▸ **WHAT TO WORK ON**
Read the lines of the data below and retrieve those with "JSON".

▸ **EXTRACTED INFORMATION**
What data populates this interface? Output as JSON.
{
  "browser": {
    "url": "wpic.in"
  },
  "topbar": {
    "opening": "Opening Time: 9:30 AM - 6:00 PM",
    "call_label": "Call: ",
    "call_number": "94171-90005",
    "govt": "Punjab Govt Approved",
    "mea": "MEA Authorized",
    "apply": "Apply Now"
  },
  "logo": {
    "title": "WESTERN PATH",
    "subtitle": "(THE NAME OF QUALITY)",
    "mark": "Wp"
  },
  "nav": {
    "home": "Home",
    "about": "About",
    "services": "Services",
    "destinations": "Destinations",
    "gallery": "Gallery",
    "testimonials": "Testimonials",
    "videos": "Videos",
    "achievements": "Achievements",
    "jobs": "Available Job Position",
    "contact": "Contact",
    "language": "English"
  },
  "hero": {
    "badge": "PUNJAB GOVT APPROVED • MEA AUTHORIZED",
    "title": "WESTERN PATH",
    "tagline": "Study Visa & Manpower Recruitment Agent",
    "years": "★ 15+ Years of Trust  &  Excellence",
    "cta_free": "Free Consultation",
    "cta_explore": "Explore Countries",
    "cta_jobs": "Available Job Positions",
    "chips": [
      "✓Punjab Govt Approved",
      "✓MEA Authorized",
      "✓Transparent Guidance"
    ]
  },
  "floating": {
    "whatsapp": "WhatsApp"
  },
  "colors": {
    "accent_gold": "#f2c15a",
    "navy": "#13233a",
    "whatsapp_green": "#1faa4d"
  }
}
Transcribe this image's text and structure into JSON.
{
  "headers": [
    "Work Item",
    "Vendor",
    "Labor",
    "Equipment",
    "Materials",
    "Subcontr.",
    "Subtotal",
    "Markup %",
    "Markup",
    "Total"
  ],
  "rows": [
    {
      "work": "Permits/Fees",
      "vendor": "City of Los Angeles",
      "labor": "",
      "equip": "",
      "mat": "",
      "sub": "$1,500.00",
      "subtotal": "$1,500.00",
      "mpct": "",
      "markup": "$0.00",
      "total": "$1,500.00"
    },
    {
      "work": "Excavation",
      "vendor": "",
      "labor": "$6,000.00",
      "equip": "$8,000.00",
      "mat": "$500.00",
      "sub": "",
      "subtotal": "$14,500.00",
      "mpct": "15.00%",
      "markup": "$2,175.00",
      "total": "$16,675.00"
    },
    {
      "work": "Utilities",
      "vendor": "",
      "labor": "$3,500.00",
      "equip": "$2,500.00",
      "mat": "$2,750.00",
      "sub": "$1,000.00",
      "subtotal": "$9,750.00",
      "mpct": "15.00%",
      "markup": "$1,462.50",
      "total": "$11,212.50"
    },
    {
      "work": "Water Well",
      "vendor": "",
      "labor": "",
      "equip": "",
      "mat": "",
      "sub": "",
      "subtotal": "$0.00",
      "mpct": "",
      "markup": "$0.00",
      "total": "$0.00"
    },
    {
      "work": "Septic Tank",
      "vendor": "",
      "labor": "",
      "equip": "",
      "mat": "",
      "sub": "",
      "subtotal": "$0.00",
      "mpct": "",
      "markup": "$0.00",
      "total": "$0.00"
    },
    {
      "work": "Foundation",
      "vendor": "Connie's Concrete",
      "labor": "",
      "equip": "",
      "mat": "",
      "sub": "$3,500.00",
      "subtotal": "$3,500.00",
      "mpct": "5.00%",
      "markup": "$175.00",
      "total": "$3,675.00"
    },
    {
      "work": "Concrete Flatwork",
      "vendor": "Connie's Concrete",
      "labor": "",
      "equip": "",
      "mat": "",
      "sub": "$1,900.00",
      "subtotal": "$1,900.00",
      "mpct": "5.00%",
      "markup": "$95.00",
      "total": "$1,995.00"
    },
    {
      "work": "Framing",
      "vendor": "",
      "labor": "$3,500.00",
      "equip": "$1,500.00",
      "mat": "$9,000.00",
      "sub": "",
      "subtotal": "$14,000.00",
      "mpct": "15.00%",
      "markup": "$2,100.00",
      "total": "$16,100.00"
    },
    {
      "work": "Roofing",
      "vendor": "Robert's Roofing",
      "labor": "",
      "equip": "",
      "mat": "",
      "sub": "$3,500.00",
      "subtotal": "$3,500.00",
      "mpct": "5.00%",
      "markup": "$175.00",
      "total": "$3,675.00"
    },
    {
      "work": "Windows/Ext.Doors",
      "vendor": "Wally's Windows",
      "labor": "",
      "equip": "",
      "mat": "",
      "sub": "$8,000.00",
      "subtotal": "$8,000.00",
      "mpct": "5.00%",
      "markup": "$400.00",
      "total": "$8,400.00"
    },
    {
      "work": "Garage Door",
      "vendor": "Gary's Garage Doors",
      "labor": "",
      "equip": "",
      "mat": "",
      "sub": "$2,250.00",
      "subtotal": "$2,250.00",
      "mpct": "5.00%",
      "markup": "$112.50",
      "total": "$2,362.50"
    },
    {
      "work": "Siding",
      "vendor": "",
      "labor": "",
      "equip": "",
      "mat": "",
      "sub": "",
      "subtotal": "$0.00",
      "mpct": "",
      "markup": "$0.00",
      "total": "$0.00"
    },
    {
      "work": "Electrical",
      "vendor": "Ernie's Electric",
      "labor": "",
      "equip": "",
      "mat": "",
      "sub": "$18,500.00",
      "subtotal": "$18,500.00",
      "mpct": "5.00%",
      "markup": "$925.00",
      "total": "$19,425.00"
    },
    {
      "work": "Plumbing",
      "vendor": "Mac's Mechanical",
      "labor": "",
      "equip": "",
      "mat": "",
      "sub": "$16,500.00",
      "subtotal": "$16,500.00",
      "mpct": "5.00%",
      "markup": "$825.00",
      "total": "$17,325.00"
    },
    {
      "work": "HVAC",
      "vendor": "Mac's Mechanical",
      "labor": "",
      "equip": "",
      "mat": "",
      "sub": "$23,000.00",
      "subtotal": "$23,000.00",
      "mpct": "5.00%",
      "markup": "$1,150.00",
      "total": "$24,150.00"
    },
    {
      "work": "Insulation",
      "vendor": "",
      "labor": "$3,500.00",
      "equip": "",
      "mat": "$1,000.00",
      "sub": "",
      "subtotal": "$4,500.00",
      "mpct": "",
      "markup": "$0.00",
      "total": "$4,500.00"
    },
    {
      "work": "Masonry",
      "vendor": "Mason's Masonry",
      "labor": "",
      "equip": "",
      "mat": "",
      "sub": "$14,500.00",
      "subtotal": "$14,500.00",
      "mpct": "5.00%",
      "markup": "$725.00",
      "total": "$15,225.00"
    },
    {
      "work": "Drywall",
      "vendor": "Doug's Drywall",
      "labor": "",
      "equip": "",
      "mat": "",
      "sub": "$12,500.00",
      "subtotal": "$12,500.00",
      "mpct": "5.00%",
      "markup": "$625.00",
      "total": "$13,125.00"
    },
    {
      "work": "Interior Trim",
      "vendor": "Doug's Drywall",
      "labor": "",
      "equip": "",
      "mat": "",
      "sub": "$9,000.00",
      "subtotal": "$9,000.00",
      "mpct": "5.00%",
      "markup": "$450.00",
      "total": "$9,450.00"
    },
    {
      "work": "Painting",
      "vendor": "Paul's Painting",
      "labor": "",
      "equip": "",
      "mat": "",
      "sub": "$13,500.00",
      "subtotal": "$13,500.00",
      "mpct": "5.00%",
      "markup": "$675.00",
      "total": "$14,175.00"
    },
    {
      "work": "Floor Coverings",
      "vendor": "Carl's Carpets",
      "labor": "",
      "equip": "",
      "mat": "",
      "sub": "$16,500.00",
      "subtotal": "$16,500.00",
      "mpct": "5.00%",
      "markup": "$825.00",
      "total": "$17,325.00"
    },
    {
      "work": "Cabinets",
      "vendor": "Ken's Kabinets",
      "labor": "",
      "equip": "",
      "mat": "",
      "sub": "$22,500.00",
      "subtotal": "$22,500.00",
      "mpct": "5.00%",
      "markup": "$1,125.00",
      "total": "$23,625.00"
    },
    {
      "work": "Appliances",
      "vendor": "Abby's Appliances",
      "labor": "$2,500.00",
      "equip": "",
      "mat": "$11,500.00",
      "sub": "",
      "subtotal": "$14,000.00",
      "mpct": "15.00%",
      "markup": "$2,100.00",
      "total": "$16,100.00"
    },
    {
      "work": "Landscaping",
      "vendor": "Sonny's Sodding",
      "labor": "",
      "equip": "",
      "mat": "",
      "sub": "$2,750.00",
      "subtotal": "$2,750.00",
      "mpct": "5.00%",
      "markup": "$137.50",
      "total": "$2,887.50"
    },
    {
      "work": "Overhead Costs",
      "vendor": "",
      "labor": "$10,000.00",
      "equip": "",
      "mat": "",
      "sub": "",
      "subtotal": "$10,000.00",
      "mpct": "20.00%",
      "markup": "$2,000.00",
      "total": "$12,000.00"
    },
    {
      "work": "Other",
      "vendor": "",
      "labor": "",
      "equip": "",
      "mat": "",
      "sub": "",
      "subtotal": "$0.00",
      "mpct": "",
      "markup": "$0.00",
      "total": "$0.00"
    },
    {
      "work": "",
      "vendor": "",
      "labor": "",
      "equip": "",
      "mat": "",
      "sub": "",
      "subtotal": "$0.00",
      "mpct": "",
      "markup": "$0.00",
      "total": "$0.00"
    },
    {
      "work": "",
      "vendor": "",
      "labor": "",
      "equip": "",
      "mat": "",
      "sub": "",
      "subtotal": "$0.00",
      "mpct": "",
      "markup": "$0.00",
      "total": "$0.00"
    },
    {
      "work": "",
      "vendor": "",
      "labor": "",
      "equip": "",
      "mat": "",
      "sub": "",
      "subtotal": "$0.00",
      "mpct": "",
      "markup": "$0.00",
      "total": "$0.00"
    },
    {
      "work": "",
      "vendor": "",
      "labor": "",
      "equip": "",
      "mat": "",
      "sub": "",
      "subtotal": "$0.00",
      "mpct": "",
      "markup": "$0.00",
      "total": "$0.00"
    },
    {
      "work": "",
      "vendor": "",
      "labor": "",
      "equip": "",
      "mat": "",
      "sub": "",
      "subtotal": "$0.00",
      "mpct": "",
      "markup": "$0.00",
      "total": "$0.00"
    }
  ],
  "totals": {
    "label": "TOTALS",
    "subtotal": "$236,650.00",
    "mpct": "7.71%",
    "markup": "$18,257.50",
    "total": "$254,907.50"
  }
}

▸ **REPLY**
What data populates this interface? Output as JSON.
Transcribe this image's text and structure into JSON.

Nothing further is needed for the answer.